Top health officials in President Joe Biden’s administration are believed to be planning to announce that most Americans should get a coronavirus booster shot eight months after becoming fully vaccinated.
The plan, which could be announced as soon as this week, would involve administering third shots beginning in September or October in an effort to contain the highly transmissible Delta variant that continues to drive new coronavirus cases across the country.
According to the latest data compiled by the U.S. Centers for Disease Control and Prevention (CDC), the United States is witnessing nearly 130,000 new cases per day, which is more than 700 percent higher compared to the beginning of July.
Case for Booster Shots
Earlier this week, Pfizer and BioNTech confirmed that they had submitted initial data to the U.S. Food and Drug Administration (FDA) that support the use of coronavirus booster shots.
“Given the high levels of immune responses observed, a booster dose given within six to twelve months after the primary vaccination schedule may help maintain a high level of protection against COVID-19,” the company said in a statement.
The latest estimates indicate that a little more than 50 percent of Americans are fully vaccinated against the coronavirus. While vaccinations have been largely increasing in recent weeks, millions of Americans remain firmly opposed to getting inoculated.
On Tuesday, the National Institutes of Health (NIH), the FDA, and the CDC released a joint statement confirming that they have a data-driven process in place to determine when booster shots would be necessary.

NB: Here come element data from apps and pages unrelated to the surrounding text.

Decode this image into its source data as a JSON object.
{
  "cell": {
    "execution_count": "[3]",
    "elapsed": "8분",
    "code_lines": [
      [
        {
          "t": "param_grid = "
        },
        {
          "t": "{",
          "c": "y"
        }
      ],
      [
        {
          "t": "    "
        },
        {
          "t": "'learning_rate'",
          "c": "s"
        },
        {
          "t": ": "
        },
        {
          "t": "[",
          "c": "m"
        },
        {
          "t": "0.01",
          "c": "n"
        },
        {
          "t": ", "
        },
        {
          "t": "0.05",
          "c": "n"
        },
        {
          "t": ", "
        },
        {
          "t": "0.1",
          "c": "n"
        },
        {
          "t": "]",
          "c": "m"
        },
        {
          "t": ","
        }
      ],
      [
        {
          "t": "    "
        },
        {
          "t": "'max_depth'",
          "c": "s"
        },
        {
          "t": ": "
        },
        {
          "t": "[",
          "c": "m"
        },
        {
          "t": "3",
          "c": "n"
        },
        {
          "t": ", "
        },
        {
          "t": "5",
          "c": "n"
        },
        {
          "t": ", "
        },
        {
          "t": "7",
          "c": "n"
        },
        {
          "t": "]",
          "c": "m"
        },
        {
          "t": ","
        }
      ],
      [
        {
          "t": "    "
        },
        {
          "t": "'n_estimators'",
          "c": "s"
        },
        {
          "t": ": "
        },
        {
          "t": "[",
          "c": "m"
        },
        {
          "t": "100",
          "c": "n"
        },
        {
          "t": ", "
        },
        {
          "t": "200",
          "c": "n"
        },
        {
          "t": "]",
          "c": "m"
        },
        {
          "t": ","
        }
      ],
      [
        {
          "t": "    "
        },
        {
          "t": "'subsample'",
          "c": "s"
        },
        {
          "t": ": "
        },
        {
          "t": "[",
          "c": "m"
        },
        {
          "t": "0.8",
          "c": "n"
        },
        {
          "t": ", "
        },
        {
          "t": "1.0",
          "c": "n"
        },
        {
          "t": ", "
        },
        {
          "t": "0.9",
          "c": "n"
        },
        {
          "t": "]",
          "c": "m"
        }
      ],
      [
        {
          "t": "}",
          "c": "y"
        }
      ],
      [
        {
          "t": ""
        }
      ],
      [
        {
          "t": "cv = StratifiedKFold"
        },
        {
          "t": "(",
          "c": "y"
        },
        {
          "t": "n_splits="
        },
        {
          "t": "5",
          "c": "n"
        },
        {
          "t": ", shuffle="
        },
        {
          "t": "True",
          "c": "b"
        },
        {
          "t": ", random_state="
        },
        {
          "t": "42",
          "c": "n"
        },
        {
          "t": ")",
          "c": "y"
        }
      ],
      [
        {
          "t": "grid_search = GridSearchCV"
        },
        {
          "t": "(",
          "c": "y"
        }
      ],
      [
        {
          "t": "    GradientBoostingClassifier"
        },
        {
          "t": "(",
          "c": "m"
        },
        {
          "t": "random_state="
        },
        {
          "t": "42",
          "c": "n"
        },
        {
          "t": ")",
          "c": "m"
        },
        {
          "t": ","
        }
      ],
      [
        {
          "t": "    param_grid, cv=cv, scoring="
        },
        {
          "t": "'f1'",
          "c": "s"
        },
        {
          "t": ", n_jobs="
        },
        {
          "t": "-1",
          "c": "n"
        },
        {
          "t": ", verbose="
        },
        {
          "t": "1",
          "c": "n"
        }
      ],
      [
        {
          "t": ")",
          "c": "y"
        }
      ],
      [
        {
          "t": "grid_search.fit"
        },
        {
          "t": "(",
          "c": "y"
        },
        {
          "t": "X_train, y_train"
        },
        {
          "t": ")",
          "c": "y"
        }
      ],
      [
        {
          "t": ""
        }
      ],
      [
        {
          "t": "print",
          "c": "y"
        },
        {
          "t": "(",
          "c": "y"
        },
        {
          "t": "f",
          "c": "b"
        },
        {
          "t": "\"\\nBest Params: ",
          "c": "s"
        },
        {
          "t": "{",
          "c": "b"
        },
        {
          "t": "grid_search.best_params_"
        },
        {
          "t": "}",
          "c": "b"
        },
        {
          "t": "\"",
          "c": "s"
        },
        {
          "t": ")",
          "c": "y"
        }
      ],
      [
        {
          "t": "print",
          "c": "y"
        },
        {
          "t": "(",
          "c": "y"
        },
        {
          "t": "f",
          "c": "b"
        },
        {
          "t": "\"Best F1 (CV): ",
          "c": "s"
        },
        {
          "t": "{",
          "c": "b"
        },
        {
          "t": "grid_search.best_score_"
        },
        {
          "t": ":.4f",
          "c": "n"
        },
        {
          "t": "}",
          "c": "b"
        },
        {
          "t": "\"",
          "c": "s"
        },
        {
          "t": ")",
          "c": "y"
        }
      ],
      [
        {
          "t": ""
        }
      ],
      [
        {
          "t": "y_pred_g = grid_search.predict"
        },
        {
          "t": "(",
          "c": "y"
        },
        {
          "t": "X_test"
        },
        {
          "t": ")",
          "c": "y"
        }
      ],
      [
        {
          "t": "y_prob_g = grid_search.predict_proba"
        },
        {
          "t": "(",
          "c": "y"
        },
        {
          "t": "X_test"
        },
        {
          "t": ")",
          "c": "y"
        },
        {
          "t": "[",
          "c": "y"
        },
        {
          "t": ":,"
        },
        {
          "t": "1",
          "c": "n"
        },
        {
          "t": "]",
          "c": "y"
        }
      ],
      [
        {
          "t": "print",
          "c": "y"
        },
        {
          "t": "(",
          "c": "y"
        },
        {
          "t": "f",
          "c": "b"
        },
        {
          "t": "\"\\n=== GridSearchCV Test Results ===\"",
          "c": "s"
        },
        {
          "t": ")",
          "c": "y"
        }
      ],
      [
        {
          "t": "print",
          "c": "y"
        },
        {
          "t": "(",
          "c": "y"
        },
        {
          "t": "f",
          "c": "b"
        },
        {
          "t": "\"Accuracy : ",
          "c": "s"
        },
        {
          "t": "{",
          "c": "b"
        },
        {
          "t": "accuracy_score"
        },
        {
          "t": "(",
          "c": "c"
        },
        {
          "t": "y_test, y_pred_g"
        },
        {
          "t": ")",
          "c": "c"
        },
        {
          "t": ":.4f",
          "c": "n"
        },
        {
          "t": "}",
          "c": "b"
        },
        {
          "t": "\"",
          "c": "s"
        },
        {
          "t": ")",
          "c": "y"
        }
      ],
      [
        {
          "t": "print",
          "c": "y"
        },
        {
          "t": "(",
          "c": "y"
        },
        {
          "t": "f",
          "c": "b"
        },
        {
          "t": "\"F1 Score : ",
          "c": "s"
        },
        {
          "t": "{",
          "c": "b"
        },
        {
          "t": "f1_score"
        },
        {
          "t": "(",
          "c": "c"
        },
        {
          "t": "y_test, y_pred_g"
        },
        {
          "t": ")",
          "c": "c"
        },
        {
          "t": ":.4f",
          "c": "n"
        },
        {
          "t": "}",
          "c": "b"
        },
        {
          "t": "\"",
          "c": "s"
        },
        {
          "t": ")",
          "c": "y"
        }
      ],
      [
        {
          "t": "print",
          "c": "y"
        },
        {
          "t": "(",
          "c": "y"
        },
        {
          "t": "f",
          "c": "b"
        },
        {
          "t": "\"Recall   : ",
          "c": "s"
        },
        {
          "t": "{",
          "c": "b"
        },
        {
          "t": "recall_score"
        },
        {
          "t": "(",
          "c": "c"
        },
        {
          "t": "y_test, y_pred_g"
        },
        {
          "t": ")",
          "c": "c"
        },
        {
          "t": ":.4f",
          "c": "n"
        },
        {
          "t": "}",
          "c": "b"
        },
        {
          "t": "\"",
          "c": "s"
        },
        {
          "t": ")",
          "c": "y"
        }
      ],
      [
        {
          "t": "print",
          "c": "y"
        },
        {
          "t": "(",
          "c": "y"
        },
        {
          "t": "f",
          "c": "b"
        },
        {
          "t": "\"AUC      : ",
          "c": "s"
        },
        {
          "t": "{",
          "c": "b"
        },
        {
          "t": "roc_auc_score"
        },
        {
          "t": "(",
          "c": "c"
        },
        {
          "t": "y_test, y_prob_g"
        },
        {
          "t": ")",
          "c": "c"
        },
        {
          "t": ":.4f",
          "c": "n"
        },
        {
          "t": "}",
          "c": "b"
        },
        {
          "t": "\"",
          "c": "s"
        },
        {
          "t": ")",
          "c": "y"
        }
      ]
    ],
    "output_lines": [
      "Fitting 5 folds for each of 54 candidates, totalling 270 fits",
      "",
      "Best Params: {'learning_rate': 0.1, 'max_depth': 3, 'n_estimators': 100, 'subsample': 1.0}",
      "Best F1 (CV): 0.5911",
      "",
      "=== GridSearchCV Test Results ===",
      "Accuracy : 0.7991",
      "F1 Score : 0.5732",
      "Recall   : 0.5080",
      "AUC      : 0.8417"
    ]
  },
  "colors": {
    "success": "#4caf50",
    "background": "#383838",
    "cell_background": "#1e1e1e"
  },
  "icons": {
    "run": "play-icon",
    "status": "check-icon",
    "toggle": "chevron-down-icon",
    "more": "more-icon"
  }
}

“This process takes into account laboratory data, clinical trial data, and cohort data—which can include data from specific pharmaceutical companies, but does not rely on those data exclusively,” the agencies said via a joint statement.
“We continue to review any new data as it becomes available and will keep the public informed,” they said in the statement.
Dr. Francis Collins, the director of the NIH, has suggested that new data out of Israel—which showed a reduction in the effectiveness of Pfizer’s vaccine against severe illness among seniors who were fully vaccinated in January or February—is forcing U.S. health leaders to rethink their position on booster shots.
“The people who got immunized in January are the ones that are now having more breakthrough cases,” Collins said during an interview on The Hugh Hewitt Show.
“Mostly, of course, these are symptomatic, but not serious. But you’re starting to see a little bit of a trend toward some of those requiring hospitalization,” he added.
Over the weekend on Fox News Sunday, Collins doubled down on his advice that unvaccinated Americans need to quickly take action.
“The big message right now this morning (is) for the people who aren’t vaccinated, this is the moment to absolutely get off the fence and take care of this. . . . It’s looking for you,” he warned.
Ethen Kim Lieser is a Washington state-based Science and Tech Editor who has held posts at Google, The Korea Herald, Lincoln Journal Star, AsianWeek, and Arirang TV. Follow or contact him on LinkedIn.